[Data entries]
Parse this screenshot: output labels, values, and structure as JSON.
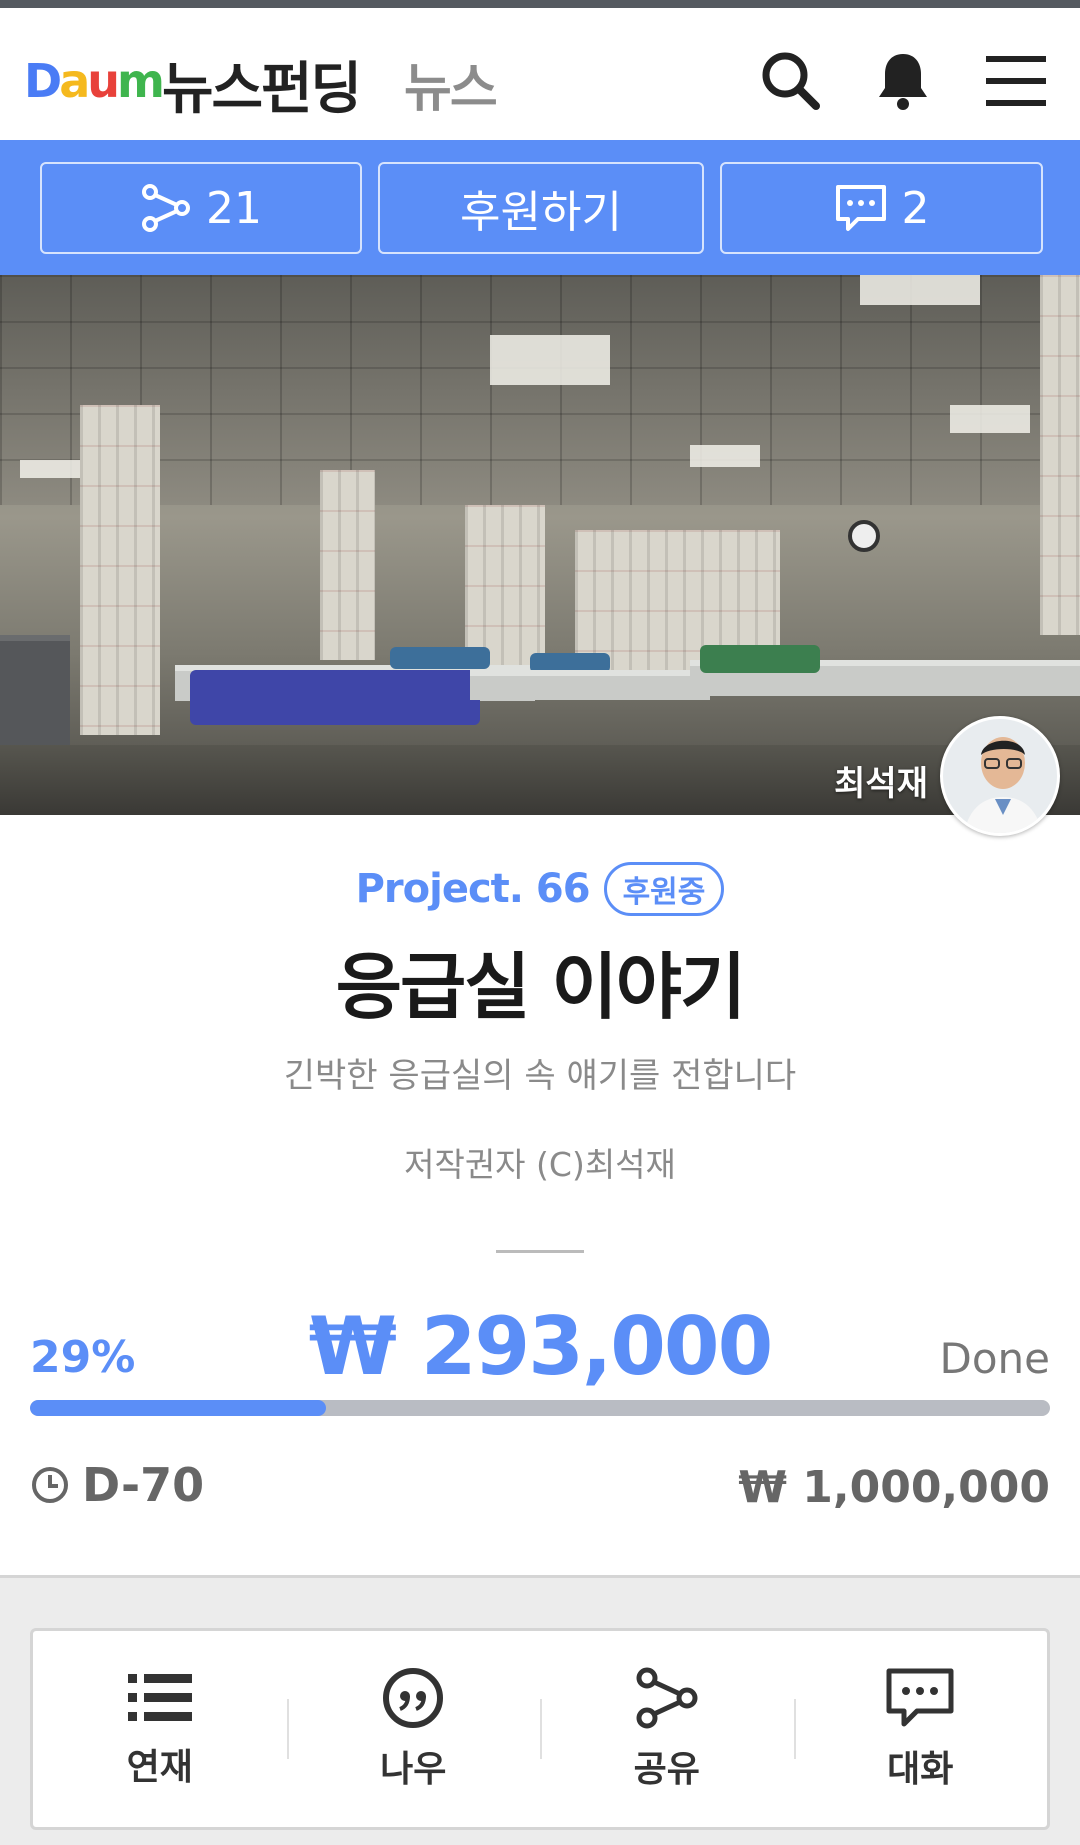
{
  "header": {
    "logo": "Daum",
    "title": "뉴스펀딩",
    "subtitle": "뉴스"
  },
  "actions": {
    "share_count": "21",
    "support_label": "후원하기",
    "comment_count": "2"
  },
  "hero": {
    "author": "최석재"
  },
  "project": {
    "label": "Project. 66",
    "status_badge": "후원중",
    "title": "응급실 이야기",
    "description": "긴박한 응급실의 속 얘기를 전합니다",
    "copyright": "저작권자 (C)최석재"
  },
  "funding": {
    "percent_text": "29%",
    "progress": 0.29,
    "amount": "₩ 293,000",
    "status": "Done",
    "days_left": "D-70",
    "goal": "₩ 1,000,000"
  },
  "bottom_nav": {
    "items": [
      {
        "label": "연재",
        "icon": "list-icon"
      },
      {
        "label": "나우",
        "icon": "quote-icon"
      },
      {
        "label": "공유",
        "icon": "share-icon"
      },
      {
        "label": "대화",
        "icon": "chat-icon"
      }
    ]
  },
  "colors": {
    "accent": "#5b8ef7",
    "title": "#1a1a1a",
    "muted": "#8a8a8a",
    "track": "#b9bcc3"
  }
}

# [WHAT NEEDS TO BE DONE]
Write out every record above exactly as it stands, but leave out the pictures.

# [OUTPUT FOR THIS EXERCISE]
Parse this screenshot: output labels, values, and structure as JSON.
{
  "header": {
    "logo": "Daum",
    "title": "뉴스펀딩",
    "subtitle": "뉴스"
  },
  "actions": {
    "share_count": "21",
    "support_label": "후원하기",
    "comment_count": "2"
  },
  "hero": {
    "author": "최석재"
  },
  "project": {
    "label": "Project. 66",
    "status_badge": "후원중",
    "title": "응급실 이야기",
    "description": "긴박한 응급실의 속 얘기를 전합니다",
    "copyright": "저작권자 (C)최석재"
  },
  "funding": {
    "percent_text": "29%",
    "progress": 0.29,
    "amount": "₩ 293,000",
    "status": "Done",
    "days_left": "D-70",
    "goal": "₩ 1,000,000"
  },
  "bottom_nav": {
    "items": [
      {
        "label": "연재",
        "icon": "list-icon"
      },
      {
        "label": "나우",
        "icon": "quote-icon"
      },
      {
        "label": "공유",
        "icon": "share-icon"
      },
      {
        "label": "대화",
        "icon": "chat-icon"
      }
    ]
  },
  "colors": {
    "accent": "#5b8ef7",
    "title": "#1a1a1a",
    "muted": "#8a8a8a",
    "track": "#b9bcc3"
  }
}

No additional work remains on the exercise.